The answer must consist solely of the lines from the one containing "Transcribe this image's" to the end of the entries below, repeated exactly.

START RAW DATA

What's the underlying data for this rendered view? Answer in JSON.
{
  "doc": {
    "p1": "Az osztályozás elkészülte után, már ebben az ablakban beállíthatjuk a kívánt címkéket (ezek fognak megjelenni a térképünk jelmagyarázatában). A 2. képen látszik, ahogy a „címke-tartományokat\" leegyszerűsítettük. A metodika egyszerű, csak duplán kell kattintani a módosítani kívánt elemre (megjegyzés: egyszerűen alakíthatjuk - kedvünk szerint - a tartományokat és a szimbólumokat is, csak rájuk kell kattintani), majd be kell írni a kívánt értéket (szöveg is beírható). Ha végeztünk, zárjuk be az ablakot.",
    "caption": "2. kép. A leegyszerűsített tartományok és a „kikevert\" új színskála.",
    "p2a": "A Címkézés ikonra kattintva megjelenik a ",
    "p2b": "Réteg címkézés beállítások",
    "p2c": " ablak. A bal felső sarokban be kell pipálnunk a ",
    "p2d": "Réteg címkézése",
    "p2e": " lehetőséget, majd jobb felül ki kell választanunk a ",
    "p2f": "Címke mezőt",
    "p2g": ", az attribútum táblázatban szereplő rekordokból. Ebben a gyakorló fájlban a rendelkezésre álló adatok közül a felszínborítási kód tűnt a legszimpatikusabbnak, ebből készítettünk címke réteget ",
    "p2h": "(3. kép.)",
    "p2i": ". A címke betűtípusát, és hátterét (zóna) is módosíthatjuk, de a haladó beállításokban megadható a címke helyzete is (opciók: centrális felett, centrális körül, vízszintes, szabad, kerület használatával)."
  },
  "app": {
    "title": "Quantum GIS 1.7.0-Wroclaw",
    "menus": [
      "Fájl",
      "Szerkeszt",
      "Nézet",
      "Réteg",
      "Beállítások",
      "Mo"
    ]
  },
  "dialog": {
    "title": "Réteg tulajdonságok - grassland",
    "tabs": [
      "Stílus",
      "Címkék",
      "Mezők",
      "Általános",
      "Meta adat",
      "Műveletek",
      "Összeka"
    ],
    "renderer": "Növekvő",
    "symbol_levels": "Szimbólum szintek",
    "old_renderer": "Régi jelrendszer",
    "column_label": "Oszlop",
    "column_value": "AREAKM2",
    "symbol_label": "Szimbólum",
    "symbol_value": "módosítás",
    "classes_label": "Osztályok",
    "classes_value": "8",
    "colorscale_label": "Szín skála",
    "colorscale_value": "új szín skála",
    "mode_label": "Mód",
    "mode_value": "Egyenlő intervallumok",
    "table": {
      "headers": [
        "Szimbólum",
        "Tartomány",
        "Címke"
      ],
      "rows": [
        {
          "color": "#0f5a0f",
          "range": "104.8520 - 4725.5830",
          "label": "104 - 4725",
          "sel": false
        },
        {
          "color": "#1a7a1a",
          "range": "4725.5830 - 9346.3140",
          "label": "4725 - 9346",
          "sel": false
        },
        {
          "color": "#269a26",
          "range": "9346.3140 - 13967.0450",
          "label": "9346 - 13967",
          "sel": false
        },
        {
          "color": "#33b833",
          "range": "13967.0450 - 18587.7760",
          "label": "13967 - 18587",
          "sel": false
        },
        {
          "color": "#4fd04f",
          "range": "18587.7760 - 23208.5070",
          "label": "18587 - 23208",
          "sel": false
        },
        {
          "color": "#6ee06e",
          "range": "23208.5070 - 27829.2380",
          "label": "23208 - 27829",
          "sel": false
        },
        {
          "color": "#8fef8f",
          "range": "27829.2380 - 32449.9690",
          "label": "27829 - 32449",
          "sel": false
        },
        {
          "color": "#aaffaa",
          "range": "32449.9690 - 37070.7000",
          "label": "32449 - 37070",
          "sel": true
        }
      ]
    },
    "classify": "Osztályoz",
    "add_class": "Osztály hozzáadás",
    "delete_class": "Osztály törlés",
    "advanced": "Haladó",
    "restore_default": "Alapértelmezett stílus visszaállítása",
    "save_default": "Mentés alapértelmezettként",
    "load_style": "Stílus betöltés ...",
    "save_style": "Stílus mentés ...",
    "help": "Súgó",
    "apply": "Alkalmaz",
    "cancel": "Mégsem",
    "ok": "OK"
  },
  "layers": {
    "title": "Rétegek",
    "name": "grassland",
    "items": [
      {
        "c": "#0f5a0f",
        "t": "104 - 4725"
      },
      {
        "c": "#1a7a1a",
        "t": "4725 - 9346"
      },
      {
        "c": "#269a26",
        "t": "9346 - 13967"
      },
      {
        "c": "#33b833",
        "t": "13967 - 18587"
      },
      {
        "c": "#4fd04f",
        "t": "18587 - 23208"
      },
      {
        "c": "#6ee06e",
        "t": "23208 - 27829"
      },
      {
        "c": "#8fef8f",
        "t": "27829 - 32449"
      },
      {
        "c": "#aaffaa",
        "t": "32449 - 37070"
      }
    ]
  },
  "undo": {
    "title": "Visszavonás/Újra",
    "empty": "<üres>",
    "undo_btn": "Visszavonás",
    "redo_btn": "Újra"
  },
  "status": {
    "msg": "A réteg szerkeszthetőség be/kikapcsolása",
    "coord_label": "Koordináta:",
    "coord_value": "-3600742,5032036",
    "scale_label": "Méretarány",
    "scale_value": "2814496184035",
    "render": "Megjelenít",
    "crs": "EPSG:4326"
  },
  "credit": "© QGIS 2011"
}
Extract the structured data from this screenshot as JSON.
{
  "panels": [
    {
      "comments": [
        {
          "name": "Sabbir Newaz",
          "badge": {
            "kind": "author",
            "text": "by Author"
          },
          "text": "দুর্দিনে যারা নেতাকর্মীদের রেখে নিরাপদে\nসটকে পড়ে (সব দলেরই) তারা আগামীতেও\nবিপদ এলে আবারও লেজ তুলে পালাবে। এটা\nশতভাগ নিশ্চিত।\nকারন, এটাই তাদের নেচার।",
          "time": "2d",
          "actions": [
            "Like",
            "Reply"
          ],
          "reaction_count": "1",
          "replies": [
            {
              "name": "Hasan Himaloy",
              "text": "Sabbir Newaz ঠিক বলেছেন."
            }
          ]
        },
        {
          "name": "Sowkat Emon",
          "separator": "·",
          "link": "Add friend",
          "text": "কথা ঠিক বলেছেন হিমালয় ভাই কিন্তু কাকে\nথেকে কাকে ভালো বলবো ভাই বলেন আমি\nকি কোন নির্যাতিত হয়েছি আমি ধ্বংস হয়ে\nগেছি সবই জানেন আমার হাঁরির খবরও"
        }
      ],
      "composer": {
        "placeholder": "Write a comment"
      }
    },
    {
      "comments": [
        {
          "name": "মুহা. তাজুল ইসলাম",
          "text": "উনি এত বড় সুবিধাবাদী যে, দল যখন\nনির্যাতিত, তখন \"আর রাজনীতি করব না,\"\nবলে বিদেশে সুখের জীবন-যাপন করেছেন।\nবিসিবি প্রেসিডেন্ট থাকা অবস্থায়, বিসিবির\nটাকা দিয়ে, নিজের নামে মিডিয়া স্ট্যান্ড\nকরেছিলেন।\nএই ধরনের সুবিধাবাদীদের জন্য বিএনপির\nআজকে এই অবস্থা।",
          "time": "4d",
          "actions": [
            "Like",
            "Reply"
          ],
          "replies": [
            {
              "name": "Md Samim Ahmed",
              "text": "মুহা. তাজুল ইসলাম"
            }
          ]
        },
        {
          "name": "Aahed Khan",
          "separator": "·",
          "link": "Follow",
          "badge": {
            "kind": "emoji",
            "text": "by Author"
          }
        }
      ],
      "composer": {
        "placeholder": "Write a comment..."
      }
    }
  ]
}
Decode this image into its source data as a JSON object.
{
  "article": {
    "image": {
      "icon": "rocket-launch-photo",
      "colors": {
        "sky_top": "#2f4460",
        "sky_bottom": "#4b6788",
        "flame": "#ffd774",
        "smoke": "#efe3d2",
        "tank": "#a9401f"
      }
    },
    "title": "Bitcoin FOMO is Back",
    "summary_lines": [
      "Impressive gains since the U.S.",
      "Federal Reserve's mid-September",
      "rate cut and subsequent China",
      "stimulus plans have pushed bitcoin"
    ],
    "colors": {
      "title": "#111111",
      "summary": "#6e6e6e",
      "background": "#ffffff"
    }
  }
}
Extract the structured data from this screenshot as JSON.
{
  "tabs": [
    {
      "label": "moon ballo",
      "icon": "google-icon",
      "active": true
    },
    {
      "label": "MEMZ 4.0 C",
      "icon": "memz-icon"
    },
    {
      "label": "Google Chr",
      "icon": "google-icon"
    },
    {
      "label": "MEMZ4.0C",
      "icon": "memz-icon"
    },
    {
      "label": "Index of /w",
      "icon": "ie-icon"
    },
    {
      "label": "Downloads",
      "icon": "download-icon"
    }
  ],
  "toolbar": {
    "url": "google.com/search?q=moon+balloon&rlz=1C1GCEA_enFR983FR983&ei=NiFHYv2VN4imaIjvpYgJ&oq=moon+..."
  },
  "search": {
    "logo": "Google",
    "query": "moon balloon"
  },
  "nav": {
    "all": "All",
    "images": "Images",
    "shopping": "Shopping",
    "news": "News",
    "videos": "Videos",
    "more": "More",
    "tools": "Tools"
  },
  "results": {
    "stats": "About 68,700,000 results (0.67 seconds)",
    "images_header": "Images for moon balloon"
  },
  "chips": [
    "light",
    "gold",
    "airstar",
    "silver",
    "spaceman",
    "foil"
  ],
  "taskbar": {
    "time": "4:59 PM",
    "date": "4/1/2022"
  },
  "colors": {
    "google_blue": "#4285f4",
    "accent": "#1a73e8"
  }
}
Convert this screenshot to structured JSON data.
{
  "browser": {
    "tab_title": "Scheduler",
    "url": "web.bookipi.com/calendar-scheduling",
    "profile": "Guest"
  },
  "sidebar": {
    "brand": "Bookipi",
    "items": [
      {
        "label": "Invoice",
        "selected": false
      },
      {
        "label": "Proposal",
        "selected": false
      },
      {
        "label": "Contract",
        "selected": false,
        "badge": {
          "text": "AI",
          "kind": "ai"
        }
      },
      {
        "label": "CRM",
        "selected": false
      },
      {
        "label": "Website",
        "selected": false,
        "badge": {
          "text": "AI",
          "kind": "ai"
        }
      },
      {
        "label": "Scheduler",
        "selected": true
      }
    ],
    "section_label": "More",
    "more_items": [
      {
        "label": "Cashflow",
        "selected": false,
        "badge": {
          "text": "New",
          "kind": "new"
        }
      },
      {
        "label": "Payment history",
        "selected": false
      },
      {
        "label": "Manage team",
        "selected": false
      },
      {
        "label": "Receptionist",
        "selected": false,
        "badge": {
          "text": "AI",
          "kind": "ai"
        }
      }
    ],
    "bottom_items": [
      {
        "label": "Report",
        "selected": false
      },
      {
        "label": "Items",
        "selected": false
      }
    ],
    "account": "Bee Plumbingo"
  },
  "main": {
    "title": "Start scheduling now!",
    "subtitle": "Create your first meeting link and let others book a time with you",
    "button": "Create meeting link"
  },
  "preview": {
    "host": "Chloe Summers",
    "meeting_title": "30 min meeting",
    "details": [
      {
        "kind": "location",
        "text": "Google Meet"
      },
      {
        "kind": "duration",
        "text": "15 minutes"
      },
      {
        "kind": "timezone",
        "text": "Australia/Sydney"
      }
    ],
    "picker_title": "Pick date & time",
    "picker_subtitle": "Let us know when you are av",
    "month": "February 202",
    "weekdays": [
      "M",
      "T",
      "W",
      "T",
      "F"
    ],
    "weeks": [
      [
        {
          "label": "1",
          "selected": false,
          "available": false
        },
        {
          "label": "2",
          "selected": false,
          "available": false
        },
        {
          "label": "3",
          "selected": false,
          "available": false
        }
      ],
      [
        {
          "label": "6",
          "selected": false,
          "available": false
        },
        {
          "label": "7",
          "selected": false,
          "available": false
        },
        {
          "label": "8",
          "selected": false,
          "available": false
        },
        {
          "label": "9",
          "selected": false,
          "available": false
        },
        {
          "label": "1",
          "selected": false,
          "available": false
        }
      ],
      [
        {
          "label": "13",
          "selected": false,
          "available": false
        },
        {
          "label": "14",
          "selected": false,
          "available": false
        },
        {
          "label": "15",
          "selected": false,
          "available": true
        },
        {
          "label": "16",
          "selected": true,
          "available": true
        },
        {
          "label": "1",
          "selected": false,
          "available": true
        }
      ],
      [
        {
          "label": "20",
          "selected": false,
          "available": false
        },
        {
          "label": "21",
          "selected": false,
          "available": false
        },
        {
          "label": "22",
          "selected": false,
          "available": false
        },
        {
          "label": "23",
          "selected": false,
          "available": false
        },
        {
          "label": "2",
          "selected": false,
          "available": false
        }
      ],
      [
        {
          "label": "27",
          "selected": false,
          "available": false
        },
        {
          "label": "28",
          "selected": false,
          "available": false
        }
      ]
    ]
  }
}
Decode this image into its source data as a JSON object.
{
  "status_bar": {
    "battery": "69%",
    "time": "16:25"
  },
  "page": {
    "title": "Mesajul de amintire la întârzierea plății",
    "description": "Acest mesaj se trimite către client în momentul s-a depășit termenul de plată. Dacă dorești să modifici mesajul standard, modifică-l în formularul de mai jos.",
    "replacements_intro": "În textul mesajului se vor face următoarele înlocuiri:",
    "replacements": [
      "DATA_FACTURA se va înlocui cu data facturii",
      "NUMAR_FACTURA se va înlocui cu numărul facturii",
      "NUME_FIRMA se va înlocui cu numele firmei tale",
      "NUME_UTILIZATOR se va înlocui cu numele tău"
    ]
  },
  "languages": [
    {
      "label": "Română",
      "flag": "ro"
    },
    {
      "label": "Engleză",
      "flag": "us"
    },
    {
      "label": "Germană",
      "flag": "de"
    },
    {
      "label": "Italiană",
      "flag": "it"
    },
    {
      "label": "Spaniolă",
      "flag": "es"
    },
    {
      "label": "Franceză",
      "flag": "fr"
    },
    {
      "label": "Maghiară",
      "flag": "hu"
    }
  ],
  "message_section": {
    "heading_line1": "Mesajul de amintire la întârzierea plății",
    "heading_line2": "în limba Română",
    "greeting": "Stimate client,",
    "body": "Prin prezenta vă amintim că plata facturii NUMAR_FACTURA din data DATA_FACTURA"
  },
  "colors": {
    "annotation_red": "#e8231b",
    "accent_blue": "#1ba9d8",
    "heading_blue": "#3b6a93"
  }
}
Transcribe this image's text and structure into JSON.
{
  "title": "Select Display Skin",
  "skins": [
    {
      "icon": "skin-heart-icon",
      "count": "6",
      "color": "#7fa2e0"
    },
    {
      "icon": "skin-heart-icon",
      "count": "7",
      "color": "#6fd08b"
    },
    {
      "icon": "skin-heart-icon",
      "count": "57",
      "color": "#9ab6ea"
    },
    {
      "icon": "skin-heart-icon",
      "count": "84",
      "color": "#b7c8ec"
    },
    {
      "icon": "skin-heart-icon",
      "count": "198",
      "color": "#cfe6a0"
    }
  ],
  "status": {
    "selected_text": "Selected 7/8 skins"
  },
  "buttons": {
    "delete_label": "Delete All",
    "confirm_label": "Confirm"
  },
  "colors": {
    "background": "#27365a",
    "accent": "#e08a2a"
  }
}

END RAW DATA

▶ SOLUTION TO THIS TASK
Transcribe this image's text and structure into JSON.
{
  "title": "Select Display Skin",
  "skins": [
    {
      "icon": "skin-heart-icon",
      "count": "6",
      "color": "#7fa2e0"
    },
    {
      "icon": "skin-heart-icon",
      "count": "7",
      "color": "#6fd08b"
    },
    {
      "icon": "skin-heart-icon",
      "count": "57",
      "color": "#9ab6ea"
    },
    {
      "icon": "skin-heart-icon",
      "count": "84",
      "color": "#b7c8ec"
    },
    {
      "icon": "skin-heart-icon",
      "count": "198",
      "color": "#cfe6a0"
    }
  ],
  "status": {
    "selected_text": "Selected 7/8 skins"
  },
  "buttons": {
    "delete_label": "Delete All",
    "confirm_label": "Confirm"
  },
  "colors": {
    "background": "#27365a",
    "accent": "#e08a2a"
  }
}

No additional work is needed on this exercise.